-- Data under study follows --
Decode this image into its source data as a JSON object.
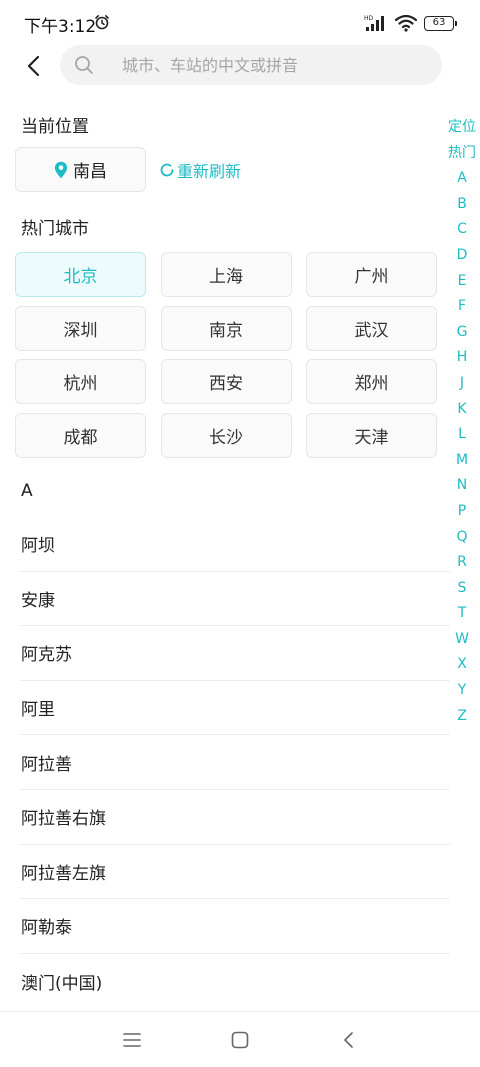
{
  "status_bar": {
    "time": "下午3:12",
    "network_label": "HD",
    "battery": "63"
  },
  "search": {
    "placeholder": "城市、车站的中文或拼音",
    "value": ""
  },
  "current_location": {
    "title": "当前位置",
    "city": "南昌",
    "refresh_label": "重新刷新"
  },
  "hot_cities": {
    "title": "热门城市",
    "selected": "北京",
    "items": [
      "北京",
      "上海",
      "广州",
      "深圳",
      "南京",
      "武汉",
      "杭州",
      "西安",
      "郑州",
      "成都",
      "长沙",
      "天津"
    ]
  },
  "city_list": {
    "letter": "A",
    "items": [
      "阿坝",
      "安康",
      "阿克苏",
      "阿里",
      "阿拉善",
      "阿拉善右旗",
      "阿拉善左旗",
      "阿勒泰",
      "澳门(中国)"
    ]
  },
  "index_bar": [
    "定位",
    "热门",
    "A",
    "B",
    "C",
    "D",
    "E",
    "F",
    "G",
    "H",
    "J",
    "K",
    "L",
    "M",
    "N",
    "P",
    "Q",
    "R",
    "S",
    "T",
    "W",
    "X",
    "Y",
    "Z"
  ],
  "colors": {
    "accent": "#1dbcc4",
    "chip_bg": "#fafafa",
    "selected_bg": "#eefbfc",
    "divider": "#ececec"
  },
  "icons": {
    "back": "chevron-left-icon",
    "search": "search-icon",
    "pin": "location-pin-icon",
    "refresh": "refresh-icon",
    "alarm": "alarm-clock-icon",
    "signal": "signal-icon",
    "wifi": "wifi-icon",
    "battery": "battery-icon"
  }
}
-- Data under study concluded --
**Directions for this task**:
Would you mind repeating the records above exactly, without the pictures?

**Result below**:
Decode this image into its source data as a JSON object.
{
  "status_bar": {
    "time": "下午3:12",
    "network_label": "HD",
    "battery": "63"
  },
  "search": {
    "placeholder": "城市、车站的中文或拼音",
    "value": ""
  },
  "current_location": {
    "title": "当前位置",
    "city": "南昌",
    "refresh_label": "重新刷新"
  },
  "hot_cities": {
    "title": "热门城市",
    "selected": "北京",
    "items": [
      "北京",
      "上海",
      "广州",
      "深圳",
      "南京",
      "武汉",
      "杭州",
      "西安",
      "郑州",
      "成都",
      "长沙",
      "天津"
    ]
  },
  "city_list": {
    "letter": "A",
    "items": [
      "阿坝",
      "安康",
      "阿克苏",
      "阿里",
      "阿拉善",
      "阿拉善右旗",
      "阿拉善左旗",
      "阿勒泰",
      "澳门(中国)"
    ]
  },
  "index_bar": [
    "定位",
    "热门",
    "A",
    "B",
    "C",
    "D",
    "E",
    "F",
    "G",
    "H",
    "J",
    "K",
    "L",
    "M",
    "N",
    "P",
    "Q",
    "R",
    "S",
    "T",
    "W",
    "X",
    "Y",
    "Z"
  ],
  "colors": {
    "accent": "#1dbcc4",
    "chip_bg": "#fafafa",
    "selected_bg": "#eefbfc",
    "divider": "#ececec"
  },
  "icons": {
    "back": "chevron-left-icon",
    "search": "search-icon",
    "pin": "location-pin-icon",
    "refresh": "refresh-icon",
    "alarm": "alarm-clock-icon",
    "signal": "signal-icon",
    "wifi": "wifi-icon",
    "battery": "battery-icon"
  }
}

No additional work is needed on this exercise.